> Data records
━━━━━━━━

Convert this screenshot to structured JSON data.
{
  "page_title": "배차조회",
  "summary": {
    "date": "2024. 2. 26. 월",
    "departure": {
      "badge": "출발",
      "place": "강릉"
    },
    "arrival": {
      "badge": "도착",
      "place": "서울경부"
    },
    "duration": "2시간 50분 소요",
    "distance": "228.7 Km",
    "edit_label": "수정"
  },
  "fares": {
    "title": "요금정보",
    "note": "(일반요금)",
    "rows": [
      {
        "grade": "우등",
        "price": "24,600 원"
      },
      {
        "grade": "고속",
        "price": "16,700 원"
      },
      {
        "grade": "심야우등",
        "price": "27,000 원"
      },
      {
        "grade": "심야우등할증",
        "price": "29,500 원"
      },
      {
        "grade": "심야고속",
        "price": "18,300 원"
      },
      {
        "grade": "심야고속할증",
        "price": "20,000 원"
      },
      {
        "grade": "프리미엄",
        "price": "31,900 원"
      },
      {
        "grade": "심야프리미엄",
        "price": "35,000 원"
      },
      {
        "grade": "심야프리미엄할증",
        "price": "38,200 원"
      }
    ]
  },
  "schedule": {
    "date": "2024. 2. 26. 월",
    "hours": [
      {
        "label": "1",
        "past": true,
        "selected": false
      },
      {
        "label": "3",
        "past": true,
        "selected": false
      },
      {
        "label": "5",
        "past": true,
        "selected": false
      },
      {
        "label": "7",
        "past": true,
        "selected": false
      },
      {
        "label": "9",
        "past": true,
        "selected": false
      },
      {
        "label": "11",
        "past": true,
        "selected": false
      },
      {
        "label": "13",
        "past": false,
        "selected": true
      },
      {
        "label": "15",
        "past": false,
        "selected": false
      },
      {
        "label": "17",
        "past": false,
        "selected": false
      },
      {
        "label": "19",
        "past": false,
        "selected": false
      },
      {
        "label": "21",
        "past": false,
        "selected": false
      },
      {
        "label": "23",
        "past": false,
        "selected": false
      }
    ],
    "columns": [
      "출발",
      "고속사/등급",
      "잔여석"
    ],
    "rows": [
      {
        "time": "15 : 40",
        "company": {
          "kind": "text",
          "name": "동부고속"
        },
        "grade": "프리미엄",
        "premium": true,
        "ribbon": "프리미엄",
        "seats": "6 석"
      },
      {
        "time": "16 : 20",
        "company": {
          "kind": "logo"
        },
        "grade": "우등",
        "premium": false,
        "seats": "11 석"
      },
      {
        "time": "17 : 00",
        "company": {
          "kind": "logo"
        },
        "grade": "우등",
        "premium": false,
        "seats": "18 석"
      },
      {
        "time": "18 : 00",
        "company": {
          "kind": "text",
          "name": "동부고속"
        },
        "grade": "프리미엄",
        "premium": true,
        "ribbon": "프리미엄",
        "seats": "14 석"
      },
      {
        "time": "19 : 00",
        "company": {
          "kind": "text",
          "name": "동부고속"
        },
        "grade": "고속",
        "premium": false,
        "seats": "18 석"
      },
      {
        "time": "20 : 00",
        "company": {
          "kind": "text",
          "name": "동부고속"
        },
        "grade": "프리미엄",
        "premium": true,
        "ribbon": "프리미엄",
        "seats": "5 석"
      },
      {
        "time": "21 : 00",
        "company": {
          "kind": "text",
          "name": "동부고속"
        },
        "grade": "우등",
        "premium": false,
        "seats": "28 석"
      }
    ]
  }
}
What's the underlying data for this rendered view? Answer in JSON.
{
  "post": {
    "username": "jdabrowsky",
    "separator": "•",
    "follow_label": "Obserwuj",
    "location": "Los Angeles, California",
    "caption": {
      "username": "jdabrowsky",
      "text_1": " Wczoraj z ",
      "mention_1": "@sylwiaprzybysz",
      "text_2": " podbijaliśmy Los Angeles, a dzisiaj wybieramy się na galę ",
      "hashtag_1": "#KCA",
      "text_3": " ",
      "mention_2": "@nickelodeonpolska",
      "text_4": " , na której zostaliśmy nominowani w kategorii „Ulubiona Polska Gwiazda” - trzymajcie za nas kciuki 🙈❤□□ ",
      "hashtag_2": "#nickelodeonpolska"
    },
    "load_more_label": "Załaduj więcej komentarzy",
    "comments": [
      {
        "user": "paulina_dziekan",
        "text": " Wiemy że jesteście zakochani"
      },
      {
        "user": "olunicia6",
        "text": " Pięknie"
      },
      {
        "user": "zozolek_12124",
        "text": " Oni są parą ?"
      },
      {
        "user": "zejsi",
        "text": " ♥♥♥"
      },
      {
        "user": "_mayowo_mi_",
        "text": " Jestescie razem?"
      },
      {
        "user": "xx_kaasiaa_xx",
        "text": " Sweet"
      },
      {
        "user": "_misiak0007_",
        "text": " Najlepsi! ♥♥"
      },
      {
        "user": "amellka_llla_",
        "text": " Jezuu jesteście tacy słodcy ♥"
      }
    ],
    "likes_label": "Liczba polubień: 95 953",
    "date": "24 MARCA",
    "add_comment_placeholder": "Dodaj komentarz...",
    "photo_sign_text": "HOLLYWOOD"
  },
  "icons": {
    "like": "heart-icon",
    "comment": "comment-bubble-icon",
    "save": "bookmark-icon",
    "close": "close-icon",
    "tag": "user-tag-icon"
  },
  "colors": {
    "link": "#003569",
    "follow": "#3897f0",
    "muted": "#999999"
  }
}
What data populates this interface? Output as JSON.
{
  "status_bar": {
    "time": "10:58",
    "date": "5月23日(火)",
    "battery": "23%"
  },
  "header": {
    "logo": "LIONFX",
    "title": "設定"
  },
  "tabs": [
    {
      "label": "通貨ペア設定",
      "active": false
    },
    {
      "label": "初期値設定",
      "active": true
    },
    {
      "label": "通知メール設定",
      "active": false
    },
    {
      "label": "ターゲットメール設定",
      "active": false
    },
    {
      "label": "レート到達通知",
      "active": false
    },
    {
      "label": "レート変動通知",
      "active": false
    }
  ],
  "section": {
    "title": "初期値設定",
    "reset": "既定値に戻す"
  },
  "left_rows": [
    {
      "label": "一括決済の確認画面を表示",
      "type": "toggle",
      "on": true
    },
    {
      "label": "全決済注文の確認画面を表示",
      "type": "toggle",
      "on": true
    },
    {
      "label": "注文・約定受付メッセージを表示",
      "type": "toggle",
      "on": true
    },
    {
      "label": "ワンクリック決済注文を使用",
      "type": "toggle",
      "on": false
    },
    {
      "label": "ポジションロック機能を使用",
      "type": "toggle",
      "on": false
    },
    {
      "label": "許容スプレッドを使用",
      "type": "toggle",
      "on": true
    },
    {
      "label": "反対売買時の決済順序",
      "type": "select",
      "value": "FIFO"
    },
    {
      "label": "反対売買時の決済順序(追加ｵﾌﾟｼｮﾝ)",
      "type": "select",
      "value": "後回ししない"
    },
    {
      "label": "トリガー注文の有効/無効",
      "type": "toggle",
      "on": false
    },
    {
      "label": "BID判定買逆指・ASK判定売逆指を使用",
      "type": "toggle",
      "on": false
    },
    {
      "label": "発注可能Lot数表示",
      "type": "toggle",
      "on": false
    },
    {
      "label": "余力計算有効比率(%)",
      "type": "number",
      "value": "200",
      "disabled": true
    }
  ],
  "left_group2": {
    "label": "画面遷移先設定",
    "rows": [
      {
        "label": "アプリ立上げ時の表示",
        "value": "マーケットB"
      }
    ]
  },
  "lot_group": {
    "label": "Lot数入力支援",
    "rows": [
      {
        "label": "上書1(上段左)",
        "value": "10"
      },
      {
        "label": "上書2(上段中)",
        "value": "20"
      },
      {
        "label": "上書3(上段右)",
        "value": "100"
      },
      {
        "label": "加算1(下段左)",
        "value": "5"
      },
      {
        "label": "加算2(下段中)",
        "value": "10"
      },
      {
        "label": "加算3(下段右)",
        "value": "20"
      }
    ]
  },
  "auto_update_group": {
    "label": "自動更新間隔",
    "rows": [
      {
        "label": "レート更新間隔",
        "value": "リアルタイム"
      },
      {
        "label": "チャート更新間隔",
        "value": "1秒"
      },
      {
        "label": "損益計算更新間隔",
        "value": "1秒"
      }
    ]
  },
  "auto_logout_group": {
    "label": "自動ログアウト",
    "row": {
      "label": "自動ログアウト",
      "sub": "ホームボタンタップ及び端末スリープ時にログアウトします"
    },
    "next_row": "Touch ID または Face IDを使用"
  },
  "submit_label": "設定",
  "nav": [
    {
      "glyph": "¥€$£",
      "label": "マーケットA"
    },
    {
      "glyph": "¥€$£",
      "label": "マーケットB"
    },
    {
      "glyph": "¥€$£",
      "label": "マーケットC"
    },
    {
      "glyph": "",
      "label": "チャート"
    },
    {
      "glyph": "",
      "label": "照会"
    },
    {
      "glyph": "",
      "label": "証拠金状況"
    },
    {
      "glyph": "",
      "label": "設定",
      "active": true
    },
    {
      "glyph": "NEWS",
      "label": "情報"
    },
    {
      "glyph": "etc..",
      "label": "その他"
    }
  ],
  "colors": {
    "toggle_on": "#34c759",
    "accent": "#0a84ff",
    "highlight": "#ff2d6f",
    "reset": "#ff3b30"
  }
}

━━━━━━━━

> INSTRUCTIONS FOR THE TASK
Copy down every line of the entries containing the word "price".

> YOUR SOLUTION
        "price": "24,600 원"
        "price": "16,700 원"
        "price": "27,000 원"
        "price": "29,500 원"
        "price": "18,300 원"
        "price": "20,000 원"
        "price": "31,900 원"
        "price": "35,000 원"
        "price": "38,200 원"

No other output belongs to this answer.